On every census I could find, Gottlieb shares his home with his nephew, Andrew Ziegler. I found a woman in Scranton named Anna Mayer who is married to a man named Friedrich Ziegler. I could guess that they might be Andrew’s parents, but I can’t say for certain.

The name Gottlieb was a common German first name at the time; at least two other men named Gottlieb Mayer lived in Scranton at the same time as my GGG grandfather.

Gottlieb’s last name may have originally had an umlaut over the Y.

Gottlieb Mayer lived on Pittston Avenue in Scranton, PA, before there were even any house numbers. In 1883 (3), he built a house at 925 Cedar Avenue in Scranton’s South Side.

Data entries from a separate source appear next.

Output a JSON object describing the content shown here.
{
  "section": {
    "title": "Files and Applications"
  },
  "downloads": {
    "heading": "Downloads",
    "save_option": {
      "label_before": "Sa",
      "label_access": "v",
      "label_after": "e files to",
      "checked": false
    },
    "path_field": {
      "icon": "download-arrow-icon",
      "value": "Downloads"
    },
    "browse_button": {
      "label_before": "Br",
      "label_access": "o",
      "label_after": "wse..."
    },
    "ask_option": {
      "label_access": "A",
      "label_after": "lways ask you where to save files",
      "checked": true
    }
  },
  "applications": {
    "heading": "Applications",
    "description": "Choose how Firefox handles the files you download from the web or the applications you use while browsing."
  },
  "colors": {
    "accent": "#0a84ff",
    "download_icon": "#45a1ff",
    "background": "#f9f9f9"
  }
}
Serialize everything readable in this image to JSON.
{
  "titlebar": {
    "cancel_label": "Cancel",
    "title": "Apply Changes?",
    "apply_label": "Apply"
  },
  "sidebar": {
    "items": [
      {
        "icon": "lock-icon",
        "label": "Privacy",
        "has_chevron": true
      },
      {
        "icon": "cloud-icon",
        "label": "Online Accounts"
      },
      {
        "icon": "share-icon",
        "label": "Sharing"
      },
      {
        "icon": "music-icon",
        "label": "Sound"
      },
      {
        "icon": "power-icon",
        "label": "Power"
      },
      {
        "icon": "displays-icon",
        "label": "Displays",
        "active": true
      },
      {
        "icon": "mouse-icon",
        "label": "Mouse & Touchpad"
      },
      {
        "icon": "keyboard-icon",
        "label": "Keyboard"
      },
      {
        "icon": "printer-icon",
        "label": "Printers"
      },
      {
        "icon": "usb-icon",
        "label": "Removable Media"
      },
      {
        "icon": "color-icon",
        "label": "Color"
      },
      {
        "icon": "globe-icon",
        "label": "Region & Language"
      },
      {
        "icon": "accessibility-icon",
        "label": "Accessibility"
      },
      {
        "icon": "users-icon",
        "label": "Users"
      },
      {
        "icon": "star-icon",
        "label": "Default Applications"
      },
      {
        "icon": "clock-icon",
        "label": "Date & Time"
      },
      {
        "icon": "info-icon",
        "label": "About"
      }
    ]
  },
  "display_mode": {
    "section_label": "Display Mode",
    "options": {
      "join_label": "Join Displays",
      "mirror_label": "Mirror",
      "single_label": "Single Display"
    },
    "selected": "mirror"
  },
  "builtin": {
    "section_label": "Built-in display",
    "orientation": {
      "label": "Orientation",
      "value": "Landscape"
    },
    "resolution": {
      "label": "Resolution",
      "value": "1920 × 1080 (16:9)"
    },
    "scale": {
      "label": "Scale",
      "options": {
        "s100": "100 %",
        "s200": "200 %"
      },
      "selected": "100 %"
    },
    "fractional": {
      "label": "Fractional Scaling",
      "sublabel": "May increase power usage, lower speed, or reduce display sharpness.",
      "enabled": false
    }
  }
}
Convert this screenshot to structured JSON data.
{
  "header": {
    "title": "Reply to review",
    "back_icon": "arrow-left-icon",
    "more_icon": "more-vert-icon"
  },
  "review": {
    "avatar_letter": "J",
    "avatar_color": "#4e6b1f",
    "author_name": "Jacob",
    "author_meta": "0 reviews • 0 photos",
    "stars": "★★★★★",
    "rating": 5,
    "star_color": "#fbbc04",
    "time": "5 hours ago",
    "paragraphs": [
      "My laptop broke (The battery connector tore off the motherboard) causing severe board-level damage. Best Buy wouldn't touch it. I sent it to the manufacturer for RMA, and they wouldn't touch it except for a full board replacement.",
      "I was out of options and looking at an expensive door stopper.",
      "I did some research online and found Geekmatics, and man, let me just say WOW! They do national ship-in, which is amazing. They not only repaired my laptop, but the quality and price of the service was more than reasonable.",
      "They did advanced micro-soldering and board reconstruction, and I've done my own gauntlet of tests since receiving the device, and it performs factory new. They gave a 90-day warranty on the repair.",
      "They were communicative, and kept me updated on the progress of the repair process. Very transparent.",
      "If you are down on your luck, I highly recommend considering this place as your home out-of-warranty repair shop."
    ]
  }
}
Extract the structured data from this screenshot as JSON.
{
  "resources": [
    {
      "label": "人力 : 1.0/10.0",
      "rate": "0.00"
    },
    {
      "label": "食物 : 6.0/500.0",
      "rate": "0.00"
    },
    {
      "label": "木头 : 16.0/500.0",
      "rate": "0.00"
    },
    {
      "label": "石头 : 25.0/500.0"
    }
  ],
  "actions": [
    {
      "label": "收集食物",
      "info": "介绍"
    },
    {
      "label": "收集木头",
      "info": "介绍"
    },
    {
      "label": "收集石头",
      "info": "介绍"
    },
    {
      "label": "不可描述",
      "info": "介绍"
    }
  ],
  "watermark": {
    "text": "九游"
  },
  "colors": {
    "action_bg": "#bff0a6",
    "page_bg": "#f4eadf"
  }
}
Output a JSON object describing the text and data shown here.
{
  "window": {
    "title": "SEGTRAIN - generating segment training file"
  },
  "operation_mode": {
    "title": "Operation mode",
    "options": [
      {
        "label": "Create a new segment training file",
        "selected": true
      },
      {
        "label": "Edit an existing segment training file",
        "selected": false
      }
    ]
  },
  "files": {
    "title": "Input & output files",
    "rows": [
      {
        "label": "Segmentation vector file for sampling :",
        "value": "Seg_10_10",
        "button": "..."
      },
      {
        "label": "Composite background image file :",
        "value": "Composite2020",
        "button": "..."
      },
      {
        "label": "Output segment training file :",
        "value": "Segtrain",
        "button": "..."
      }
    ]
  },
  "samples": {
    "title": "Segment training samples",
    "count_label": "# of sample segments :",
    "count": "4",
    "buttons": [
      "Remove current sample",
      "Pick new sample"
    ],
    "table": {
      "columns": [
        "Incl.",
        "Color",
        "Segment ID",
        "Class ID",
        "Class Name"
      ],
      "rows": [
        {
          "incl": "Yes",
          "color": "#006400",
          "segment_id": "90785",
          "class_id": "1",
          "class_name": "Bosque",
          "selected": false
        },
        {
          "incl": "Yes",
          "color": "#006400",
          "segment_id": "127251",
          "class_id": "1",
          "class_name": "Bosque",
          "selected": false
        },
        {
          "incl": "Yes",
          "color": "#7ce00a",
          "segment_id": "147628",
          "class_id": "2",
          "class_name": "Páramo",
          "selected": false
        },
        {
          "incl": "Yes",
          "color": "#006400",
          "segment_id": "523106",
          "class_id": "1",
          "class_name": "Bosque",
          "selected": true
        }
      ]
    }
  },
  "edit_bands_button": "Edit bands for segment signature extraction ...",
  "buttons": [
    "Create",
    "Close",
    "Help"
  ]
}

The house was next door to the James Monroe School No. 8, at 927-929 Cedar Ave. The old school building is an assisted living facility today.

The original James Monroe School No.8 was built in 1862, so it would have already been there when Gottlieb Mayer built his home in approximately 1883. As far as I can tell, the house at 925 Cedar Avenue no longer stands. The school was rebuilt and expanded over the years. The biggest expansion seems to have happened  in 1928. It’s possible the school district  bought the property and tore down the house at 925 for that expansion. But that’s only my guess.

If I can find some “olden days” pictures of that school, we may be able to see what the house at 925 Cedar Avenue looked like!

Gottlieb worked as a foreman in the train car upholstery department at the Delaware,  Lackawanna and Western Railroad (DL&W) (3).  Today’s Steamtown museum is located at the DL&W railyard where Gottlieb was employed until his death in 1885.


Edward P. Mayer* (My great, great grandfather)
Amanda Mayer
Mary Alice Mayer
Elizabeth Katherine Mayer
William A. Mayer

Sources Checklist:
Immigration documents – no
Marriage Certificate – no
Death Certificate √
Censuses: 1850 – no, 1860 – maybe, 1870 √, 1880 √
News articles from √


(1) Baptism Record for William Andrew Mayer. St John´s Lutheran Church, Scranton, PA, Page 93. Historical Society of Pennsylvania; Philadelphia, Pennsylvania; Collection Name: Historic Pennsylvania Church and Town Records; Reel: 520.
(2) Gottlieb Mayer, Headstone, Pittston Avenue Cemetery, Scranton, PA.